7. Don’t blast them with your horn. Whether to show displeasure or solidarity, it is ridiculously loud and startling. If you’ve ever let a 2 year-old sit in the driver’s seat while you washed the car, you know exactly what I mean.8. Be patient. Although most cyclists drive, most drivers do not cycle, so it’s hard sometimes to empathize. Sure, it’s frustrating to be stuck behind something that is slow and in your way, but I promise you will get where you need to go, even with the small delay.

9. Try not to stereotype. When you see some dipshit zigzagging through traffic with a 24 of beer in one hand and a stack of 2x4s in the other, don’t assume all cyclists are like that. We come from all walks of life, and believe me, the serious commuters out there want nothing to do with the dipshits. By the way, this rule applies to you cyclists out there too.
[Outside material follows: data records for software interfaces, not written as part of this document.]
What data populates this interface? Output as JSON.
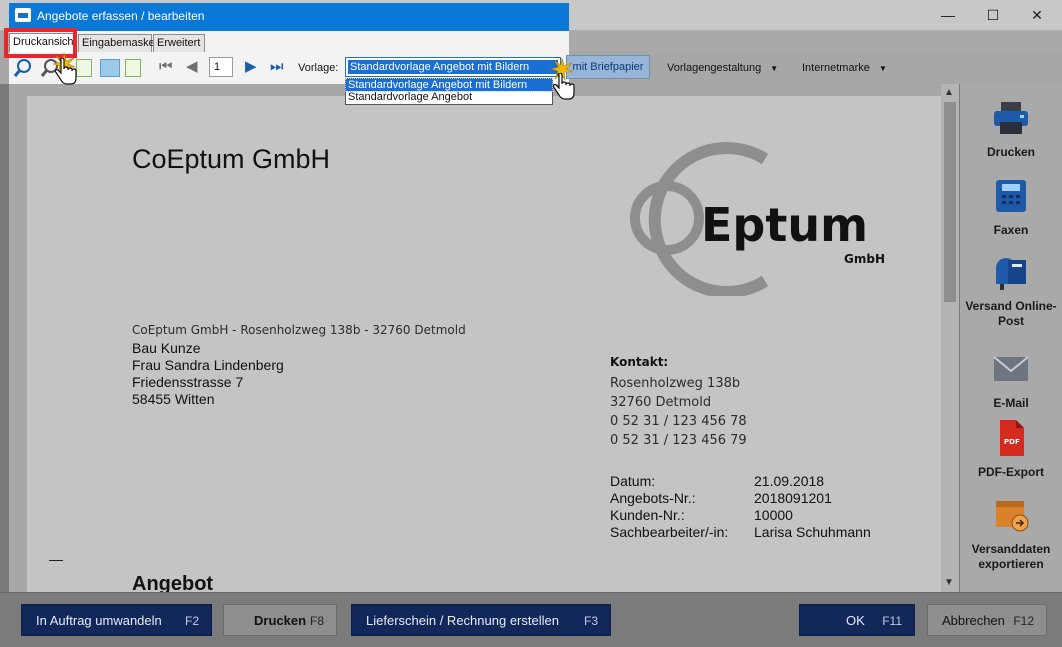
{
  "window": {
    "title": "Angebote erfassen / bearbeiten",
    "minimize": "—",
    "maximize": "☐",
    "close": "✕"
  },
  "tabs": [
    {
      "label": "Druckansicht",
      "active": true
    },
    {
      "label": "Eingabemaske",
      "active": false
    },
    {
      "label": "Erweitert",
      "active": false
    }
  ],
  "toolbar": {
    "page_number": "1",
    "vorlage_label": "Vorlage:",
    "vorlage_selected": "Standardvorlage Angebot mit Bildern",
    "vorlage_options": [
      "Standardvorlage Angebot mit Bildern",
      "Standardvorlage Angebot"
    ],
    "briefpapier_button": "mit Briefpapier",
    "vorlagengestaltung_menu": "Vorlagengestaltung",
    "internetmarke_menu": "Internetmarke"
  },
  "document": {
    "company_name": "CoEptum GmbH",
    "logo_text": "Eptum",
    "logo_subtext": "GmbH",
    "sender_line": "CoEptum GmbH - Rosenholzweg 138b - 32760 Detmold",
    "recipient": [
      "Bau Kunze",
      "Frau Sandra Lindenberg",
      "Friedensstrasse 7",
      "58455 Witten"
    ],
    "kontakt_heading": "Kontakt:",
    "kontakt_lines": [
      "Rosenholzweg 138b",
      "32760 Detmold",
      "0 52 31 / 123 456 78",
      "0 52 31 / 123 456 79"
    ],
    "meta": [
      {
        "label": "Datum:",
        "value": "21.09.2018"
      },
      {
        "label": "Angebots-Nr.:",
        "value": "2018091201"
      },
      {
        "label": "Kunden-Nr.:",
        "value": "10000"
      },
      {
        "label": "Sachbearbeiter/-in:",
        "value": "Larisa Schuhmann"
      }
    ],
    "fold_mark": "—",
    "heading": "Angebot"
  },
  "sidebar": [
    {
      "label": "Drucken",
      "icon": "printer-icon"
    },
    {
      "label": "Faxen",
      "icon": "fax-icon"
    },
    {
      "label": "Versand Online-Post",
      "icon": "mailbox-icon"
    },
    {
      "label": "E-Mail",
      "icon": "envelope-icon"
    },
    {
      "label": "PDF-Export",
      "icon": "pdf-icon"
    },
    {
      "label": "Versanddaten exportieren",
      "icon": "package-export-icon"
    }
  ],
  "footer": {
    "auftrag": {
      "label": "In Auftrag umwandeln",
      "key": "F2"
    },
    "drucken": {
      "label": "Drucken",
      "key": "F8"
    },
    "lieferschein": {
      "label": "Lieferschein / Rechnung erstellen",
      "key": "F3"
    },
    "ok": {
      "label": "OK",
      "key": "F11"
    },
    "abbrechen": {
      "label": "Abbrechen",
      "key": "F12"
    }
  },
  "colors": {
    "title_active": "#0a78d7",
    "highlight_marker": "#e8262b",
    "footer_button": "#12285a",
    "sidebar_icon_blue": "#1f5aa8",
    "pdf_red": "#d42a1f",
    "package_orange": "#d9822b"
  }
}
10.  Ride your bike sometimes. It’s economical, fun, good for your health and the environment. And it will give you a really nice ass.This is by no means a comprehensive list, but a few things you can do in traffic instead of looking at pictures of your cat on Facebook like the idiot who hit Glenn. Most of all, everyone on the road – cyclists, drivers, and yes, even pedestrians – is guilty of doing stupid and illegal things sometimes. I challenge you to find one driver who has never gone over a posted speed limit. Or a cyclists who hasn’t rolled through a stop sign. Or a pedestrian who hasn’t crossed the street against a light. So don’t throw stones people. Instead, practice tolerance, patience and courtesy toward each other, and we’ll all be much safer and happier as a result.